We offered a grand prize for each showing: A Steyr Pro Hunter rifle with Bushnell scope for the Wednesday event, and a trip for two to Las Vegas for the Thursday showing. Numerous donations provided additional prizes. The most moving gift came from a unique group assigned to a special operations unit in Iraq. Headed by a long-time friend of law enforcement, Steven Bronson, they collected $900 in cash and sent it to me via FedEx. I was stunned by their thoughtfulness, especially considering they were in the middle of fighting a war.
Since I m based in Southern California, I needed the help of someone in the area, and Gulfport Deputy Police Chief Alfred Sexton assigned Sergeant Bill Bennett, who soon became a good friend and partner, to the task. Bennett agreed to distribute some flyers, and we set up a Web site to handle the RSVPs. Bennett also arranged for receipt of shipment of products. Incoming boxes dwarfed the department s FEMA trailer and required three large transfers to a community center. The evening before the first showing, I met Bennett and four police explorers at the center, where we spent four hours stuffing give-away bags and sorting door prizes.
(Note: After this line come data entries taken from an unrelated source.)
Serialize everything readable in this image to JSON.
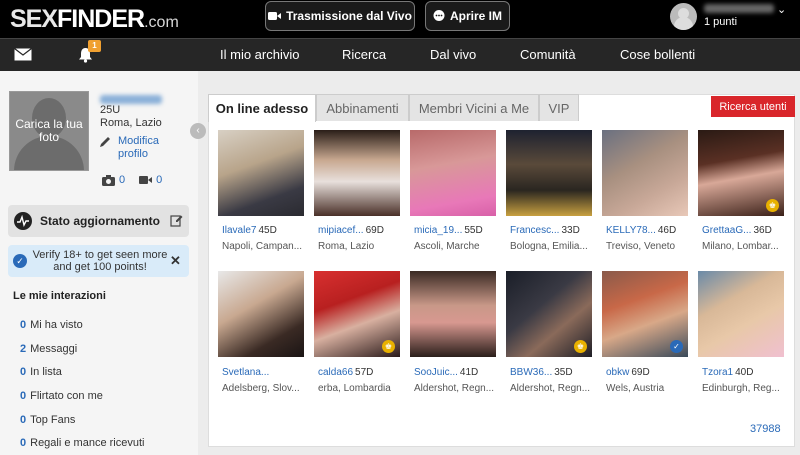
{
  "header": {
    "logo": {
      "sex": "SEX",
      "finder": "FINDER",
      "com": ".com"
    },
    "live_button": "Trasmissione dal Vivo",
    "im_button": "Aprire IM",
    "user_points": "1 punti"
  },
  "nav": {
    "notification_count": "1",
    "items": [
      "Il mio archivio",
      "Ricerca",
      "Dal vivo",
      "Comunità",
      "Cose bollenti"
    ]
  },
  "profile": {
    "photo_prompt": "Carica la tua foto",
    "age_gender": "25U",
    "location": "Roma, Lazio",
    "edit_link": "Modifica profilo",
    "photo_count": "0",
    "video_count": "0"
  },
  "status": {
    "title": "Stato aggiornamento"
  },
  "verify": {
    "text": "Verify 18+ to get seen more and get 100 points!"
  },
  "interactions": {
    "title": "Le mie interazioni",
    "items": [
      {
        "count": "0",
        "label": "Mi ha visto"
      },
      {
        "count": "2",
        "label": "Messaggi"
      },
      {
        "count": "0",
        "label": "In lista"
      },
      {
        "count": "0",
        "label": "Flirtato con me"
      },
      {
        "count": "0",
        "label": "Top Fans"
      },
      {
        "count": "0",
        "label": "Regali e mance ricevuti"
      }
    ]
  },
  "tabs": [
    "On line adesso",
    "Abbinamenti",
    "Membri Vicini a Me",
    "VIP"
  ],
  "search_button": "Ricerca utenti",
  "members": [
    {
      "name": "Ilavale7",
      "age": "45D",
      "location": "Napoli, Campan..."
    },
    {
      "name": "mipiacef...",
      "age": "69D",
      "location": "Roma, Lazio"
    },
    {
      "name": "micia_19...",
      "age": "55D",
      "location": "Ascoli, Marche"
    },
    {
      "name": "Francesc...",
      "age": "33D",
      "location": "Bologna, Emilia..."
    },
    {
      "name": "KELLY78...",
      "age": "46D",
      "location": "Treviso, Veneto"
    },
    {
      "name": "GrettaaG...",
      "age": "36D",
      "location": "Milano, Lombar..."
    },
    {
      "name": "Svetlana...",
      "age": "",
      "location": "Adelsberg, Slov..."
    },
    {
      "name": "calda66",
      "age": "57D",
      "location": "erba, Lombardia"
    },
    {
      "name": "SooJuic...",
      "age": "41D",
      "location": "Aldershot, Regn..."
    },
    {
      "name": "BBW36...",
      "age": "35D",
      "location": "Aldershot, Regn..."
    },
    {
      "name": "obkw",
      "age": "69D",
      "location": "Wels, Austria"
    },
    {
      "name": "Tzora1",
      "age": "40D",
      "location": "Edinburgh, Reg..."
    }
  ],
  "total_members": "37988",
  "colors": {
    "accent_blue": "#2a6ab8",
    "search_red": "#d9262b",
    "badge_orange": "#f0a030",
    "crown_gold": "#e8b100"
  }
}
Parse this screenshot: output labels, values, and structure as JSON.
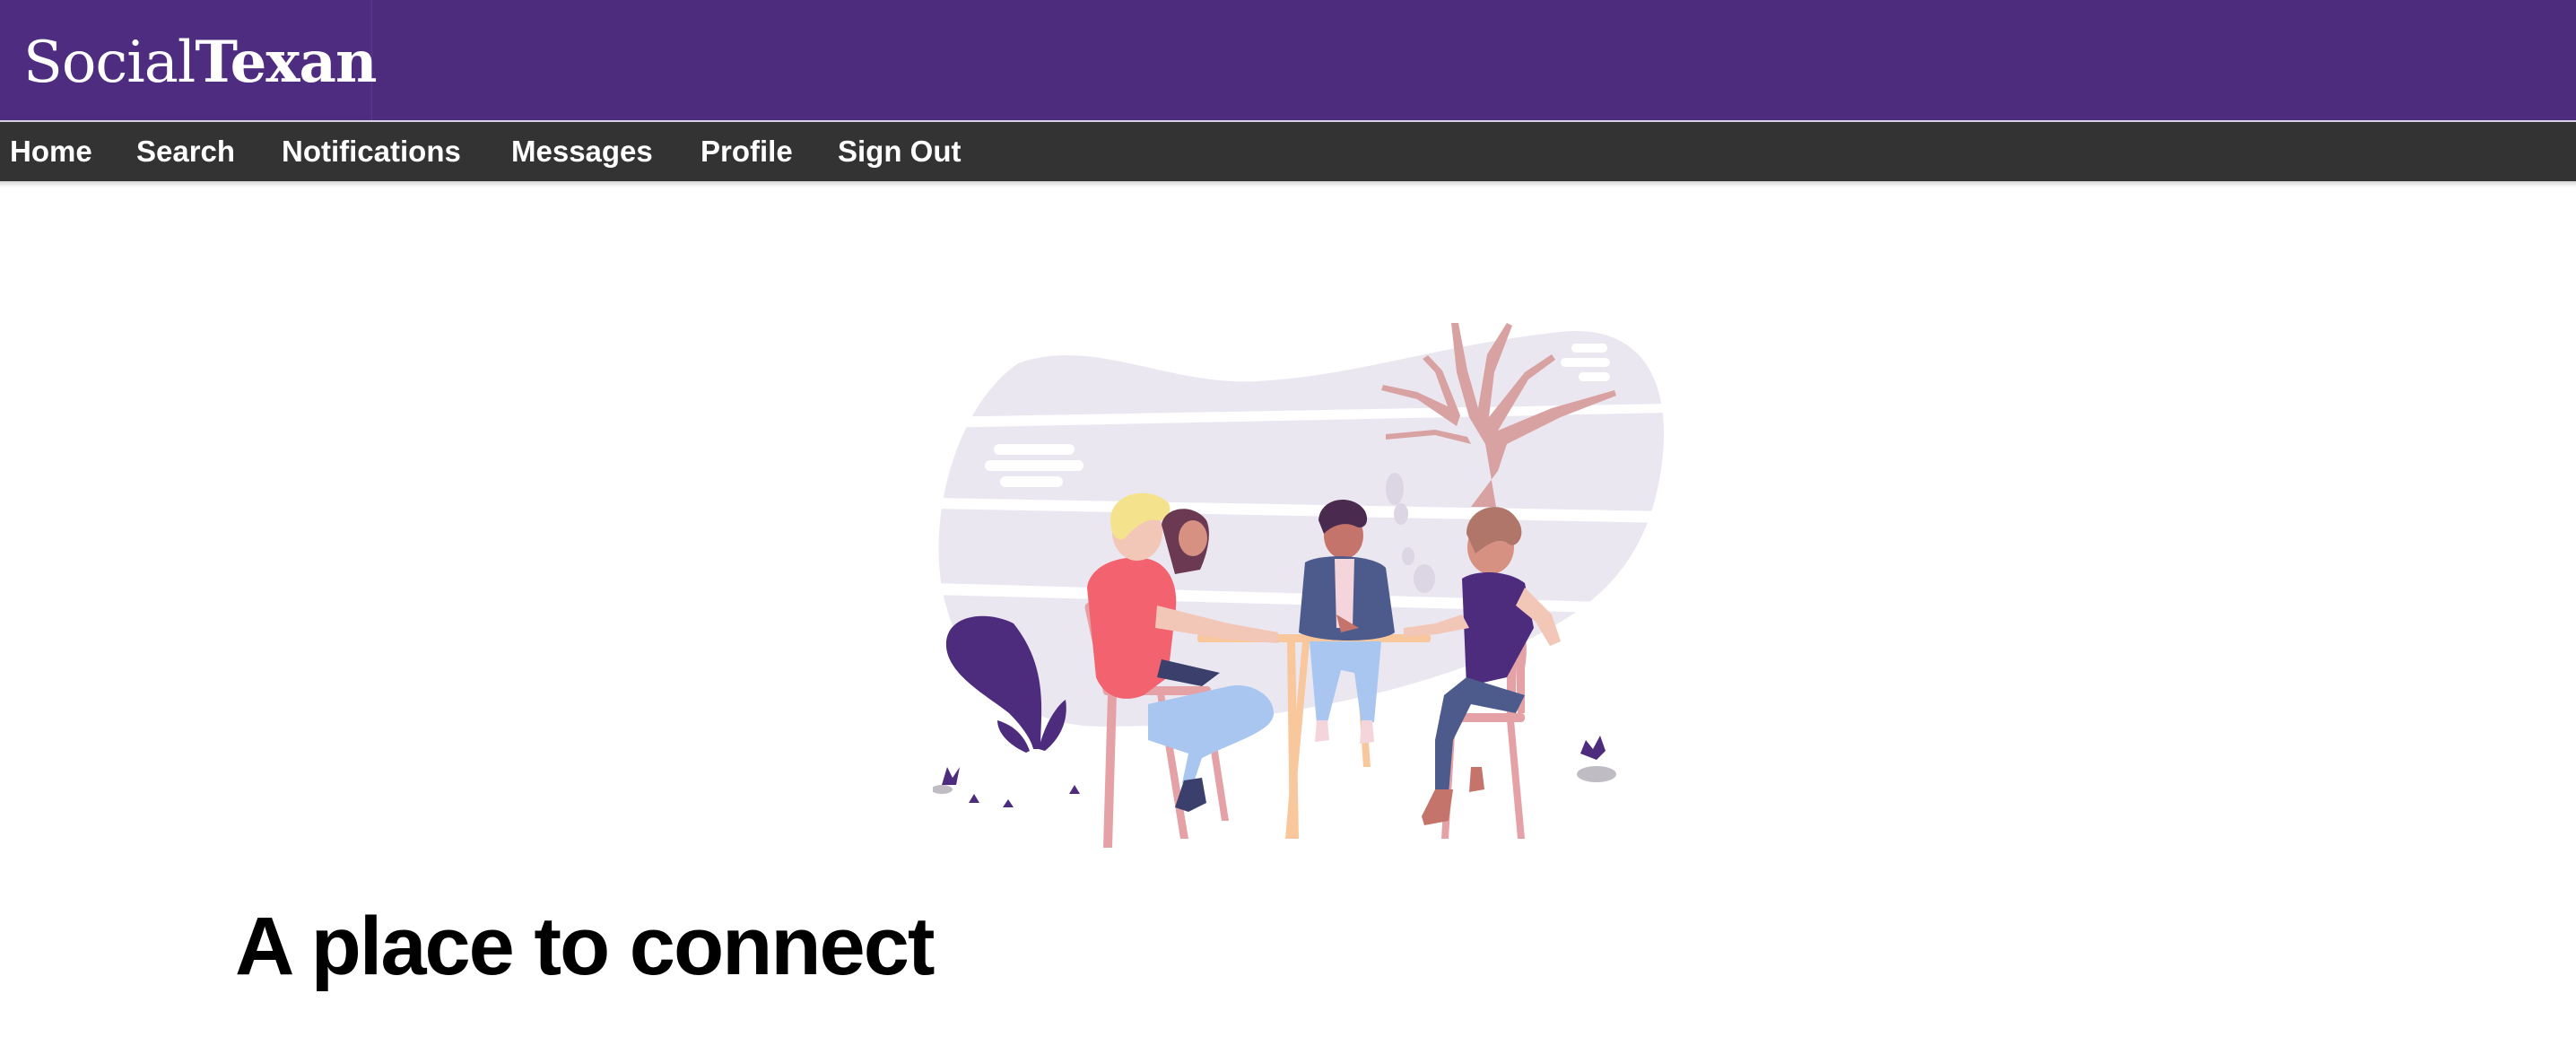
{
  "brand": {
    "light": "Social",
    "bold": "Texan"
  },
  "nav": {
    "items": [
      {
        "label": "Home"
      },
      {
        "label": "Search"
      },
      {
        "label": "Notifications"
      },
      {
        "label": "Messages"
      },
      {
        "label": "Profile"
      },
      {
        "label": "Sign Out"
      }
    ]
  },
  "hero": {
    "illustration": "people-at-table-illustration",
    "headline": "A place to connect"
  },
  "colors": {
    "header_bg": "#4d2c7e",
    "navbar_bg": "#333333",
    "accent": "#4d2c7e"
  }
}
The Wednesday mid-day showing went off without a hitch, and the Steyr rifle went to Gulfport Police Officer Jarred Fore. Turns out Fore is a long-time hunter and needed a new rifle. When my name was called, I couldn t believe it, he says. I just sat there stunned for a minute. Fore is known for his marksmanship and was just selected as a sniper for Gulfport s tactical team.
On Thursday evening, officers and their guests began arriving early, many showing up more than an hour before the show to make sure they got a good seat. All but just a few seats were filled, and almost all of the officers were in uniform. The Thursday special prize went to Ocean Springs (Miss.) Police Officer Bryan Wallace, who won not only the trip to Vegas but also a $500 gift card. He later told me he almost didn t come to the event. I had a really bad week including having seven teeth removed, he said. I usually play in a dart league on that night but the other traffic guys said they wanted to go, so all four of us went as a unit. Turned out we all won something, but I m the one that really made out. Wallace works traffic from both a car and motorcycle and installs much of the special equipment in the department s vehicles.
World Trade Center demonstrates dramatically that when the whole world comes tumbling down on you, it takes a while to dig out, and even then, it may take a while to recover. Project Inspire took this message to one of the areas most devastated by Hurricane Katrina, where the message was not lost on those in attendance. I m honored to be part of this effort, and I m grateful to Paramount and the many sponsors for making the event happen.